U.S. crash investigators have been unable to probe 13 accidents since the government partially shut down, the head of the National Transportation Safety Board said.
They include a fatal bus collision in Tennessee, a crude oil pipeline spill in North Dakota and the crash of a U.S. drug interdiction plane in Colombia that killed four people, NTSB Chairman Deborah Hersman told a Senate hearing today. About 1,500 investigations in all have been put on hold, Hersman said.
“I urge you to take action to permit the NTSB to resume its critical safety mission,” Hersman said in written testimony for the Senate Commerce, Science and Transportation Committee.
The accident investigation agency, which makes safety recommendations to regulators, has sent all but 22 of its 405 employees home since U.S. lawmakers failed to approve spending for the fiscal year starting Oct. 1.

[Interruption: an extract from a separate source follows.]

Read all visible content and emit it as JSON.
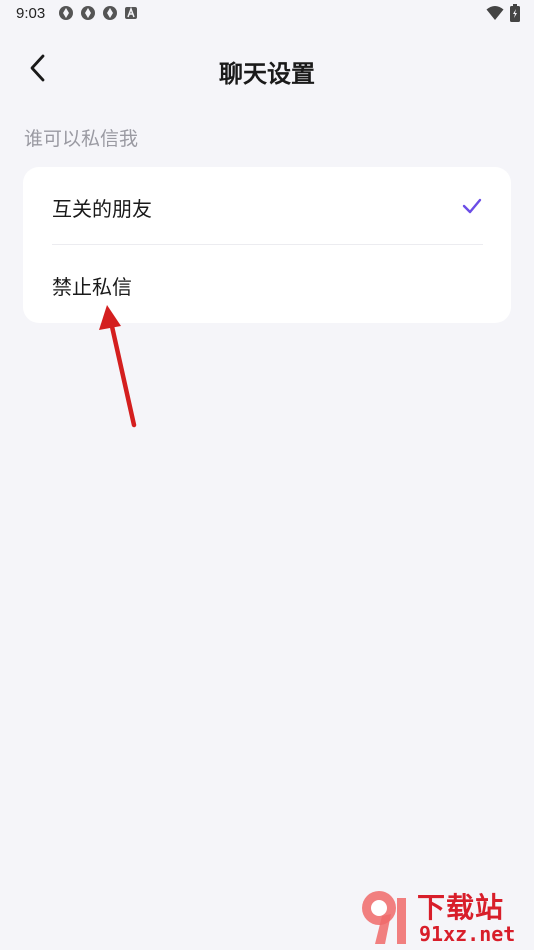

The NTSB has also had to postpone two hearings, including one planned for next month into the crash of an Asiana Airlines Inc. (020560) plane attempting to land July 6 in San Francisco, Hersman said. The crash killed three passengers and injured dozens as the plane broke apart and slid to a stop.
Hersman said she’s been most frustrated by having tell investigators who’ve been asking to go to accident sites that they can’t. Over the long term, the agency may fail to find safety risks, she said.
“If we don’t go, we don’t know,” she said.
Many U.S. government services have been shuttered for more than a week and the country is six days away from running out of cash to pay all of its debts. Congressional Republicans are at odds with Democrats and President Barack Obama’s administration over funding the government and raising the ceiling on U.S. borrowing.
Senator Jay Rockefeller, the West Virginia Democrat who is chairman of the commerce committee, released a report today before the hearing on the economic impacts of the shutdown.
Communities near closed national parks are losing as much as $30 million a day, the development of a replacement air-traffic control system is on hold and king-crab fishing in Alaska is at risk without the government running, according to the report.
Rockefeller said the shutdown was threatening the economy’s recovery from the downturn that began in 2008, and criticized Republicans.
“They have recklessly been putting our economy at risk of a relapse,” he said in an opening statement. “This shutdown is doing enormous harm to our country and it is totally avoidable.”
Senator Roger Wicker, a Mississippi Republican, said both sides must be willing to compromise before an agreement can be reached. Wicker was the only Republican to attend the hearing.
“In order to end the shutdown, both sides need to work together,” Wicker said. “Perhaps we are getting closer to a negotiating process.”
Smaller suppliers in the aerospace industry are suffering more than more established companies, said Marion Blakey, president and chief executive officer of the Aerospace Industries Association, an Arlington, Virginia-based trade group.
“With limited cash flow, they are at risk of shuttering their operations in the event of an extended shutdown,” Blakey told the committee.
Keith Colburn, an Alaska-based sea captain featured on the Discovery Channel program “Deadliest Catch,” said the shutdown would delay the Oct. 15 opening of fishing season.
“This is the first time in my 28 years of fishing that I haven’t been in the Bering Sea in October getting ready to fish,” he told the committee.
“I’m a small businessman in a big ocean with big bills. I need to go fishing.”
To contact the reporter on this story: Alan Levin in Washington at firstname.lastname@example.org
To contact the editor responsible for this story: Bernard Kohn at email@example.com